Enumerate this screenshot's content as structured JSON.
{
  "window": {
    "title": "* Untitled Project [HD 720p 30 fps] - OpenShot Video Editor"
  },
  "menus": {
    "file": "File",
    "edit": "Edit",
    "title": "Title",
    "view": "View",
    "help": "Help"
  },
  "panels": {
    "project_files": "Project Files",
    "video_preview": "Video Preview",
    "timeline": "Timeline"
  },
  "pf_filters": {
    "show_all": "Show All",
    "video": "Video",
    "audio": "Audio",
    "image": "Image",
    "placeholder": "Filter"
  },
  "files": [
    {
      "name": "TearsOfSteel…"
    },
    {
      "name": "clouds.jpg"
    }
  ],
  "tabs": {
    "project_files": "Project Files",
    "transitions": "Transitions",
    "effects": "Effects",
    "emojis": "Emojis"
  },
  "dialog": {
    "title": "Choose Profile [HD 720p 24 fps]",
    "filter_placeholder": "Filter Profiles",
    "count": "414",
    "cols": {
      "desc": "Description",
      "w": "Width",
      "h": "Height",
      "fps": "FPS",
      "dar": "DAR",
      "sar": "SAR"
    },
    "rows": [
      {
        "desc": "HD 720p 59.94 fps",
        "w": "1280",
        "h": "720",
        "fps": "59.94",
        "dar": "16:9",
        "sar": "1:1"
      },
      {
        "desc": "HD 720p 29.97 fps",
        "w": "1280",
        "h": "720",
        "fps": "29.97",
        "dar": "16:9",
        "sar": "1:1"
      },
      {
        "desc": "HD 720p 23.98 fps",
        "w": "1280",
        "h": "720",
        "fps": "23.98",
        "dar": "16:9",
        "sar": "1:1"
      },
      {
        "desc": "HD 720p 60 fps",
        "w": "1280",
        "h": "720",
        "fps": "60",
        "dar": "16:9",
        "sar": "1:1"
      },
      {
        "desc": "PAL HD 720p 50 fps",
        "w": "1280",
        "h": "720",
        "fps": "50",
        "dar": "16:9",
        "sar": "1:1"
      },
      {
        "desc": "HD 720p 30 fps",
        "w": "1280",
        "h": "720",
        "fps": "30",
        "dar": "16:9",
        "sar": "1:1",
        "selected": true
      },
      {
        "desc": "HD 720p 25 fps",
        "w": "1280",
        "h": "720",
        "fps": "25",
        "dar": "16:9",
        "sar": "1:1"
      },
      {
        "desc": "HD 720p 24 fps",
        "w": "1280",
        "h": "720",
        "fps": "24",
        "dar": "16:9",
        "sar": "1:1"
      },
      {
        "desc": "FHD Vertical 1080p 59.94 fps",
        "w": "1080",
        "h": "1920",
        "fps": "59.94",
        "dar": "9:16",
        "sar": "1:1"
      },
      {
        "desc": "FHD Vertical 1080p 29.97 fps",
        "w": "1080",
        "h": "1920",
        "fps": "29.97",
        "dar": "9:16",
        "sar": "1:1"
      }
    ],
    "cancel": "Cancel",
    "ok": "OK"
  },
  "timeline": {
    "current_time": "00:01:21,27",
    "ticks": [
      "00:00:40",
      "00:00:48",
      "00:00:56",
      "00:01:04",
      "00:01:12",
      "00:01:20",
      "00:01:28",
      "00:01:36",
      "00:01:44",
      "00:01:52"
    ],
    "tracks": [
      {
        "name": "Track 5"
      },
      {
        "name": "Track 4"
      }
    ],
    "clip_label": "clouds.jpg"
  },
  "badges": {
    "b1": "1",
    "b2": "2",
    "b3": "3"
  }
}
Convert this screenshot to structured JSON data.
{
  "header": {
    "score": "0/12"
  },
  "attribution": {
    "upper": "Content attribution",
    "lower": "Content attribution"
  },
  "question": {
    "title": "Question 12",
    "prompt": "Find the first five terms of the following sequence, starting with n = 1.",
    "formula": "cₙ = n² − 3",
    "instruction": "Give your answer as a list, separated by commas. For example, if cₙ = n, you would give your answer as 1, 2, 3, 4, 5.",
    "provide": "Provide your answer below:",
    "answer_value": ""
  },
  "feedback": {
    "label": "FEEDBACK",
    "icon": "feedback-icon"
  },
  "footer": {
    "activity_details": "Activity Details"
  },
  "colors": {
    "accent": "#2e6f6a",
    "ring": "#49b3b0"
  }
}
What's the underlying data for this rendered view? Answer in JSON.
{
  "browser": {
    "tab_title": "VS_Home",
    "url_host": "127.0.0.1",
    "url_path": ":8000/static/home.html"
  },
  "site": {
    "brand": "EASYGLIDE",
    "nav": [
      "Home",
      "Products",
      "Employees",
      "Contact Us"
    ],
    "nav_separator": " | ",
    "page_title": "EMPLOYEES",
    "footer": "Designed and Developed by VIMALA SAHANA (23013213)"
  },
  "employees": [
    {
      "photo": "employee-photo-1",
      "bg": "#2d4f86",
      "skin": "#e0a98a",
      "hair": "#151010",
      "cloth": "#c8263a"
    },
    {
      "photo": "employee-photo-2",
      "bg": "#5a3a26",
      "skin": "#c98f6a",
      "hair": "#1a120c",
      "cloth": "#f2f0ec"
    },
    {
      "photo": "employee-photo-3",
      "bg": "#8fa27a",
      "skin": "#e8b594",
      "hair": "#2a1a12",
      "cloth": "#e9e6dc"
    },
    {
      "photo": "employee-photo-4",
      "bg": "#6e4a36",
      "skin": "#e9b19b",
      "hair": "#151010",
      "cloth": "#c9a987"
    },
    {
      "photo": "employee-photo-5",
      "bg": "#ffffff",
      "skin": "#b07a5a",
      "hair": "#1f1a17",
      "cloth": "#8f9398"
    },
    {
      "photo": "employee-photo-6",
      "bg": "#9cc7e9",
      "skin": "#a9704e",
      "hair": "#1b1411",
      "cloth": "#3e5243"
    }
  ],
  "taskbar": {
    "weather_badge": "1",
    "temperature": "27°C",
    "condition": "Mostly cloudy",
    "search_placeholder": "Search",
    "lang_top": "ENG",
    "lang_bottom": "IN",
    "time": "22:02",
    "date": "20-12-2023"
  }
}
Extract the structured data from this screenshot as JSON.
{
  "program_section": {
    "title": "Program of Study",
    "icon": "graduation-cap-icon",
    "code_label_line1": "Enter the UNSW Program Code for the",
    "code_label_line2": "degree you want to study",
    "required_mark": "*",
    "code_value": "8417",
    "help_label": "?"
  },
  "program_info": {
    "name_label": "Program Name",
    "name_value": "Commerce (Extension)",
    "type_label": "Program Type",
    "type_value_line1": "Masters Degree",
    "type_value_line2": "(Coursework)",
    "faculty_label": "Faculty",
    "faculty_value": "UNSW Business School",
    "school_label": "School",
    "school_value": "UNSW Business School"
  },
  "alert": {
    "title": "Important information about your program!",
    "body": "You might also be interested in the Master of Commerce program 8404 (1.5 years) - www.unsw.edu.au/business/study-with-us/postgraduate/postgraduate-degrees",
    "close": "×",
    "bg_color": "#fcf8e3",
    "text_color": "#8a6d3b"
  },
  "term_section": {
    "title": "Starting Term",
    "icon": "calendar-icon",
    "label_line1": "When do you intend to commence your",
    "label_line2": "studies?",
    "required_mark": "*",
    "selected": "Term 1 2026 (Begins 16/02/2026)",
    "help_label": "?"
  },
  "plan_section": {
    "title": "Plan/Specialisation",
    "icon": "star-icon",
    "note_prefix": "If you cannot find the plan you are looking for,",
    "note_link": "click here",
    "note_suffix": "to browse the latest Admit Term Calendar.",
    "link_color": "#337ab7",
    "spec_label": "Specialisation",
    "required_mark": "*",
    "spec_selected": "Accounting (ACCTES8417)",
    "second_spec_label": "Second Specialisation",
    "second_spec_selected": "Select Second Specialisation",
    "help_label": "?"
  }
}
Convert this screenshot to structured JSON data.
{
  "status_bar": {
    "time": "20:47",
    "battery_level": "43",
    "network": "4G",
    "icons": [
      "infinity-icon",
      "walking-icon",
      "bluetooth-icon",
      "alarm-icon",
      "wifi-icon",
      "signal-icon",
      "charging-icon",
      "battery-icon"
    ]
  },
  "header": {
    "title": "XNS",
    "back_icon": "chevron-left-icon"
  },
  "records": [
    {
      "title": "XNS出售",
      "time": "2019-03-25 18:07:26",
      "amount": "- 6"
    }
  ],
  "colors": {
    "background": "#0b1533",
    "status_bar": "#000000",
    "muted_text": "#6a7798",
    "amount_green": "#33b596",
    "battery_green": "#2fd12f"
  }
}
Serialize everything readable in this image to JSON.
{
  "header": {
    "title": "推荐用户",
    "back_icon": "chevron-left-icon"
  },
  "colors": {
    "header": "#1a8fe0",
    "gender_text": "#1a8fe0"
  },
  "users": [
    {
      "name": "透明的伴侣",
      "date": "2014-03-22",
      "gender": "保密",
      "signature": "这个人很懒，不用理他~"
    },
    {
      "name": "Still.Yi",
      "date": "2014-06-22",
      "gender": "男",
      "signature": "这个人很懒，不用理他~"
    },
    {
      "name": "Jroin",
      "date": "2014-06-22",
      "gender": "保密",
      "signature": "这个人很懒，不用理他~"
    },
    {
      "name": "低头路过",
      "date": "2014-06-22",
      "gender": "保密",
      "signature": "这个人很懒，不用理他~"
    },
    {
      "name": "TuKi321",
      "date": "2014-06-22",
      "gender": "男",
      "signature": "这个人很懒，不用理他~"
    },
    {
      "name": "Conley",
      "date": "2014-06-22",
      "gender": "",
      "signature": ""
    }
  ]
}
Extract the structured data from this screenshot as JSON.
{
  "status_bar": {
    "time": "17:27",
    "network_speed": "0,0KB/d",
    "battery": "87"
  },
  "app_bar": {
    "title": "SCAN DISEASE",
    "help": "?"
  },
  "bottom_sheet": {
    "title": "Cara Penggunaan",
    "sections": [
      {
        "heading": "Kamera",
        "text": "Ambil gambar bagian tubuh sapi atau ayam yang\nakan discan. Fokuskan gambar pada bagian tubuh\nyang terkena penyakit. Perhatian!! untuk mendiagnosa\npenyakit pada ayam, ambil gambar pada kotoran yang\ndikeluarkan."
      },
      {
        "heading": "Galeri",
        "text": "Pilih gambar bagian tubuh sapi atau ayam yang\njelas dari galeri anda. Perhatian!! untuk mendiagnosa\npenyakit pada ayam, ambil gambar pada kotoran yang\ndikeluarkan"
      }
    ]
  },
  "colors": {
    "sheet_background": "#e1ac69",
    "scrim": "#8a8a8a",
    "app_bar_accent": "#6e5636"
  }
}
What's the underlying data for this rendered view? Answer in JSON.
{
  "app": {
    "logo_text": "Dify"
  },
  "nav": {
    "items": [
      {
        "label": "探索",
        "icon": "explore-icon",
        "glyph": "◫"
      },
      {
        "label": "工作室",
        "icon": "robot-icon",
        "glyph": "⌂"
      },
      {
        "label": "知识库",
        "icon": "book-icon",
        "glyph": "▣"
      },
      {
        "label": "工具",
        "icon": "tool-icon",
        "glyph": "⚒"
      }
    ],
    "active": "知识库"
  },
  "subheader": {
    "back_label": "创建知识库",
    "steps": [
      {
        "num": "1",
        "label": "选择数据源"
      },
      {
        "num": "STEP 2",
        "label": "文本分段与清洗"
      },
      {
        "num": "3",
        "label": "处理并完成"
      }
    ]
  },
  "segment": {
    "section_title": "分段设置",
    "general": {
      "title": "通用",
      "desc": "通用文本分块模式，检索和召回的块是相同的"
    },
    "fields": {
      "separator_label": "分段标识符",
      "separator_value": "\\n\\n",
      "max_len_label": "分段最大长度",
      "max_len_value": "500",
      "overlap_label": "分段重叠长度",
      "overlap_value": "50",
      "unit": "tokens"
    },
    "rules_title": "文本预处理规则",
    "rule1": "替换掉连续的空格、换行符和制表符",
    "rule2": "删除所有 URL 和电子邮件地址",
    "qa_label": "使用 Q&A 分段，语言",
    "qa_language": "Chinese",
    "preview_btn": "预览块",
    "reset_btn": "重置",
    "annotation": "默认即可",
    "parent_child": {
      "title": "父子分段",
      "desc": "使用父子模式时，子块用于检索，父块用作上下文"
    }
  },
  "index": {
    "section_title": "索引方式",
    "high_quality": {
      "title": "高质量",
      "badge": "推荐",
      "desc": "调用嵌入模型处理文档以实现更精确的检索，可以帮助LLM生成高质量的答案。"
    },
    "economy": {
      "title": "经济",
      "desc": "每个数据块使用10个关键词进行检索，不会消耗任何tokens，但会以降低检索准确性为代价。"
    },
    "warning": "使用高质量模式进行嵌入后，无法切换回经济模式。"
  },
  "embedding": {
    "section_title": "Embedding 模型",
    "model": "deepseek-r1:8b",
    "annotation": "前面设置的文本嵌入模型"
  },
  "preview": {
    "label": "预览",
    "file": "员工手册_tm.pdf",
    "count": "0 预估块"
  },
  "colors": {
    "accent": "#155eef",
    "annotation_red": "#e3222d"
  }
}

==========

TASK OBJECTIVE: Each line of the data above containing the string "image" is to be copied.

OUTPUT OF THE EXERCISE:
    "image": "Image",
Serialize everything readable in this image to JSON.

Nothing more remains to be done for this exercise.